One caller, McKenna said, talked about a “missing box of ballots,” a voter overheard poll workers talking about. On air, McKenna said the ballot box could have contained blank ballots or it could have been filled with Wisconsin voters’ completed ballot. Either possibility presents a dilemma, though, as blank ballots in the hands of the wrong people could be used to illegally influence counts after the election.
“There are reports of 17-year-olds voting because they didn’t need to show proof of their age or anything like that,” McKenna told TheDC. “There were folks allegedly using their husbands’ or relatives’ utility bills in voter registration, ballots weren’t being counted because they were using the wrong kind of pens.
– Here is what I don’t get. 222,761 votes were tallied in the Milwaukee County Exec race. [CF: Yep – see here.]  227,577 votes were tallied in the Supreme Court race. [CF: Yep – see here.] That is a difference of a touch over 4,800 votes. Shouldn’t they be almost identical? And by almost I mean with a few hundred votes? I didn’t take the time to do that math associated with cross checking numbers but wouldn’t one assume they should be closer? Does this mean that Milwaukee County didn’t count over 4,800 votes for the supreme court race? It was on the ballot so why the difference?
– I guess my mother and I were given the wrong ballot to fill out. I know that doesn’t make a lot of difference in the Prosser/Kloppenburg race, but we were given the River Hills-Glendale School District ballot when we should have been given the Maple Dale-Indian Hill School District ballot.
– (Waukesha) My son moved over a year ago and filled out all the proper forms for change of registration of his new address and ward. However his name is still listed on our old ward’s registration listing, I saw it just below mine! He easily could have voted twice, not that he would, but it exposes a problem. There should be no outstanding registration changes before an election occurs. he moved over a year a ago! This is also a disturbing loophole as even showing ID won’t fix this. Maybe it would be caught some other way, but let’s catch up on registration change paperwork people – scary.
– In my voting location, the machine was not accepting ballots first thing in the morning, so the guy was throwing them some place behind the machine. What number did my district turn in? The count on the machine that did not include my vote or did they remember to add those ballots later on when the machine was working?
– Secondly, in a Milwaukee neighborhood of a relative, two people came to the door asking who lived there. The woman lived alone, but mentioned the name of her deceased husband. The person on the porch put his name into his palm pilot, thanked her, and left. It dawned on her later what must be going on – getting potential names of voters (whether dead or alive), but too late. The people involved in this activity had gone. No one knows how many names they got to use for voting.
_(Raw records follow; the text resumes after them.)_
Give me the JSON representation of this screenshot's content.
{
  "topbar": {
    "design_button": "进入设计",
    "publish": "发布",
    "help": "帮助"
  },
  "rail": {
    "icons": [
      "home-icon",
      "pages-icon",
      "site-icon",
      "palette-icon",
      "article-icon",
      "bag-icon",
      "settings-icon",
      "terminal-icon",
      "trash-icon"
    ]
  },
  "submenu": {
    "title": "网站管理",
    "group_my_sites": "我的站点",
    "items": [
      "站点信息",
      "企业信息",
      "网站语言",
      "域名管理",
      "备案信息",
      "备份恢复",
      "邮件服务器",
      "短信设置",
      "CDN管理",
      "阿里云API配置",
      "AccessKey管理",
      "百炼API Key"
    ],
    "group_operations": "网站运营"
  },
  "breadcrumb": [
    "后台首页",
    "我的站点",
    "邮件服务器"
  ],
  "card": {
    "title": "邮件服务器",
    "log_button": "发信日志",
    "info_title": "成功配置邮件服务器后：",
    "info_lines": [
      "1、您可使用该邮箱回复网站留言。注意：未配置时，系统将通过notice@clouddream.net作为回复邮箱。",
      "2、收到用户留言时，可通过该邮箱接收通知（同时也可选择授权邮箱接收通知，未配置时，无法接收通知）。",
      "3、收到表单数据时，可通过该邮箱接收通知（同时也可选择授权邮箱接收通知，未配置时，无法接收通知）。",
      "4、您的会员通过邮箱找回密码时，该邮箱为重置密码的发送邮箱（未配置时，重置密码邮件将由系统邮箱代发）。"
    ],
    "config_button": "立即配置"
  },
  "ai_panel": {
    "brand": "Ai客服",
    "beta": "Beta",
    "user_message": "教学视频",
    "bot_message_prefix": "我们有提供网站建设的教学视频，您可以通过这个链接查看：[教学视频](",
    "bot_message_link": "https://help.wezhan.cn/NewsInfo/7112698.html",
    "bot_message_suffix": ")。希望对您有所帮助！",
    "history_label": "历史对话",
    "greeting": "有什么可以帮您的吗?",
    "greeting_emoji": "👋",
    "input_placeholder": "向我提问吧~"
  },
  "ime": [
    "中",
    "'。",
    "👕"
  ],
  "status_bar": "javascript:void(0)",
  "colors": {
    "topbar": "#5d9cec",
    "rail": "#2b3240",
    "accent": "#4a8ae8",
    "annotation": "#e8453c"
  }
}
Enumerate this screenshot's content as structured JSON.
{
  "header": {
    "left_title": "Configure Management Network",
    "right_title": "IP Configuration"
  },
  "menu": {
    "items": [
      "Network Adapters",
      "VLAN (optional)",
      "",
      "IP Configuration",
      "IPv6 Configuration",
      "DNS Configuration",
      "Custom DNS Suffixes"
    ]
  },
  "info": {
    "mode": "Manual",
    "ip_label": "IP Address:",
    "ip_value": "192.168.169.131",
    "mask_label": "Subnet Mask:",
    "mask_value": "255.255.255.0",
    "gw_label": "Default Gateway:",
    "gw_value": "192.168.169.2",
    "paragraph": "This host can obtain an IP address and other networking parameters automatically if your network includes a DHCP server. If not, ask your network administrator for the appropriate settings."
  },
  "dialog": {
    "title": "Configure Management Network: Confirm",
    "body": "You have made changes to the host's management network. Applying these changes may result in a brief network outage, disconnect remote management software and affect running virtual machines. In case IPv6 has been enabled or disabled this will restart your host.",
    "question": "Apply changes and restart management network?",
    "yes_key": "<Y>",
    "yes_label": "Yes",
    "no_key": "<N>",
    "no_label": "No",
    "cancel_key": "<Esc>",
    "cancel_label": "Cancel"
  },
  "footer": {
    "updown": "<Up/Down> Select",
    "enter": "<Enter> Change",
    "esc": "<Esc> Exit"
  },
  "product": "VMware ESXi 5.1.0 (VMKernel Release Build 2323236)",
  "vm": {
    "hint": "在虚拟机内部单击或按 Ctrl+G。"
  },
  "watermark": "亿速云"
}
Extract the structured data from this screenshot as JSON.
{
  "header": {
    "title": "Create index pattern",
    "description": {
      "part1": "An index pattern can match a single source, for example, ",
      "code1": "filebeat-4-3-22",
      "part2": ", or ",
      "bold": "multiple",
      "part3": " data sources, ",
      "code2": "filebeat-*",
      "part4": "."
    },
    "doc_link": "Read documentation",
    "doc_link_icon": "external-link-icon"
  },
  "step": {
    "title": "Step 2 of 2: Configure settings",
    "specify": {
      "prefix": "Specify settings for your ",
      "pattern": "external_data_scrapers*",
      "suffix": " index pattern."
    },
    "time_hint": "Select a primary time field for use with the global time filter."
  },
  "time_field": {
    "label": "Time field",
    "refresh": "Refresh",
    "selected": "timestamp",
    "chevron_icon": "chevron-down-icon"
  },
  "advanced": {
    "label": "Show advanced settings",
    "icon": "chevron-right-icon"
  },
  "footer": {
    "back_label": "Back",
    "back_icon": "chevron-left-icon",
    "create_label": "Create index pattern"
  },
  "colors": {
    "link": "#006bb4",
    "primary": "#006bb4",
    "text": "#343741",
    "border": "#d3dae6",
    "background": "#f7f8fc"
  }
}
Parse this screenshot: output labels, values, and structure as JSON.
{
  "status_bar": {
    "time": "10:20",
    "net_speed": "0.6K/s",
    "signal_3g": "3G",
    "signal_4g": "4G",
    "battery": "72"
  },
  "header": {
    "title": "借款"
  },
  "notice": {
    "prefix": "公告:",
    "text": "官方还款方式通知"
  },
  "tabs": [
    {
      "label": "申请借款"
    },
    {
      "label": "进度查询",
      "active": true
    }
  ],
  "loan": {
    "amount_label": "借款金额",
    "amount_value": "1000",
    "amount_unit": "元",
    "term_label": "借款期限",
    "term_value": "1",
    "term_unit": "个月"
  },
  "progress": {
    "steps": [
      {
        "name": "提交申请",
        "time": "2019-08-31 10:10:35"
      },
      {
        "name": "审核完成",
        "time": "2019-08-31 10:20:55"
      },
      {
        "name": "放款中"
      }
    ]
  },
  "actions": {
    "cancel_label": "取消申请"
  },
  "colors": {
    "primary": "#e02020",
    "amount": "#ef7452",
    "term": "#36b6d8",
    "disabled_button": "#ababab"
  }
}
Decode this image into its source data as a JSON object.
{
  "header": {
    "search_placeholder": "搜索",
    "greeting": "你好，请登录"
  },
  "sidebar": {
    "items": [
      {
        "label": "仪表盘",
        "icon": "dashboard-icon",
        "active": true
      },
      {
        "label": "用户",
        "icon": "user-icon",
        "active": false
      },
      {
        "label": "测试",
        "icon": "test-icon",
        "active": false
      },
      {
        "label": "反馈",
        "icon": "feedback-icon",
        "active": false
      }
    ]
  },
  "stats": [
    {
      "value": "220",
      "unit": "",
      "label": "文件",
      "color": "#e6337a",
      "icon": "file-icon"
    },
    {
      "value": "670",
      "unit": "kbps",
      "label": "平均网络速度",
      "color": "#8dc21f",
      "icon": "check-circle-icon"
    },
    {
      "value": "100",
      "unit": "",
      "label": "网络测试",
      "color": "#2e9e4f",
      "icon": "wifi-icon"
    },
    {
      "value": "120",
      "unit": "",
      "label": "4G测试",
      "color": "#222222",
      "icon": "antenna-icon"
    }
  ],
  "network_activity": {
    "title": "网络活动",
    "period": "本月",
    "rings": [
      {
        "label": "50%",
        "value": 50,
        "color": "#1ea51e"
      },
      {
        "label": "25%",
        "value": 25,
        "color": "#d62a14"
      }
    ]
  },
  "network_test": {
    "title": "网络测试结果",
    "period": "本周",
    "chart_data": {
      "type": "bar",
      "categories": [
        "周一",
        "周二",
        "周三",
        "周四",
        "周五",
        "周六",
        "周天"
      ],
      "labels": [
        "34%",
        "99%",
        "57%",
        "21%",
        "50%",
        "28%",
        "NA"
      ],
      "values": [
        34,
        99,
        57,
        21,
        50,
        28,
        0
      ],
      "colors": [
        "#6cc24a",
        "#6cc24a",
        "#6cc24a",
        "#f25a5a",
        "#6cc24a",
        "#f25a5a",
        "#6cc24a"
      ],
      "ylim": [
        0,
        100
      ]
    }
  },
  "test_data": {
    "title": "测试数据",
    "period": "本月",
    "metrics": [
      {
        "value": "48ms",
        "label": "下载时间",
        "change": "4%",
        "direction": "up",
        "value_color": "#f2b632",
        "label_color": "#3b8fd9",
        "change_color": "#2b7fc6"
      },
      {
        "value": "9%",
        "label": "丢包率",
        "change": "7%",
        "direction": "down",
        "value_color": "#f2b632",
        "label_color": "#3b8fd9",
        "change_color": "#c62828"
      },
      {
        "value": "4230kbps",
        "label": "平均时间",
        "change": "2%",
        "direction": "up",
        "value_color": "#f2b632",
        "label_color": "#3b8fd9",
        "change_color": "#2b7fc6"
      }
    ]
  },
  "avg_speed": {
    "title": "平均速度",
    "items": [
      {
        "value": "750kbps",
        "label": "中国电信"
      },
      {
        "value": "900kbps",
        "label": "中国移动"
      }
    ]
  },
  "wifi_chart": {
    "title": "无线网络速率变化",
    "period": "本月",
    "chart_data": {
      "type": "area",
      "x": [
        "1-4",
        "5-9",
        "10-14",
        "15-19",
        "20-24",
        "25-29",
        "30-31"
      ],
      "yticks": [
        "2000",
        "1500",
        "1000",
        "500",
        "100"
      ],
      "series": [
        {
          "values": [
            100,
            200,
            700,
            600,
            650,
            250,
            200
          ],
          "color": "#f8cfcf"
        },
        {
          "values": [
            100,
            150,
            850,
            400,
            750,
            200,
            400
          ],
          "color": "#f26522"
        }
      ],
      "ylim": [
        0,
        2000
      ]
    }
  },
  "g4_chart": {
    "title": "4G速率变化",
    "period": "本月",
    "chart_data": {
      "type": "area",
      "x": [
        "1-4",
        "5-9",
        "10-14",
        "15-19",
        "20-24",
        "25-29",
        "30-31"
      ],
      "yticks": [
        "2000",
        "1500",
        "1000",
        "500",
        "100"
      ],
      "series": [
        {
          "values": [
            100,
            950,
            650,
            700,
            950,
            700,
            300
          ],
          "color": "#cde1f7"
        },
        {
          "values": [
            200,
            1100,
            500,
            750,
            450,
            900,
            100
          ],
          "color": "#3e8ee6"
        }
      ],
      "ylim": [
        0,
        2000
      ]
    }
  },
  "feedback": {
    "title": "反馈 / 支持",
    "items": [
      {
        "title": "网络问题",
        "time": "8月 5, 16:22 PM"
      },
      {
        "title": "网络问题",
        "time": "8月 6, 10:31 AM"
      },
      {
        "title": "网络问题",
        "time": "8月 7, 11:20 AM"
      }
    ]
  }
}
– There are people on the voter rolls in my community that haven’t lived there for years. I bet there are some people who move frequently who are registered to vote in many different places. Such a shoddy system, and the democrats like it that way.
– As a student at a state university, I sat in a class where they encouraged students to vote Tuesday. “Just bring your campus ID to prove you’re a student and you can vote.” What about proving residence? What about students like me who vote in their home district becuase they live off campus? Could I have voted twice? There was a large push all over campus to get students to “vote against Walker by voting for Kloppenburg.” Her non-experience as a judge shouldn’t matter, I guess. I think re-counts should focus on college campuses…
– I was at Greenfield City Hall from 8:00PM – 10:15PM and watched as the ballots, machine tallies, and other materials were returned and added. I noticed 2 problems. The first was that several ward officials were returning bags of ballots that had not been sealed. The second was that people were leaving their bags of ballots unattended (on benches, on the ground, etc.) as they walked away to chat with other election officials returning their ballots.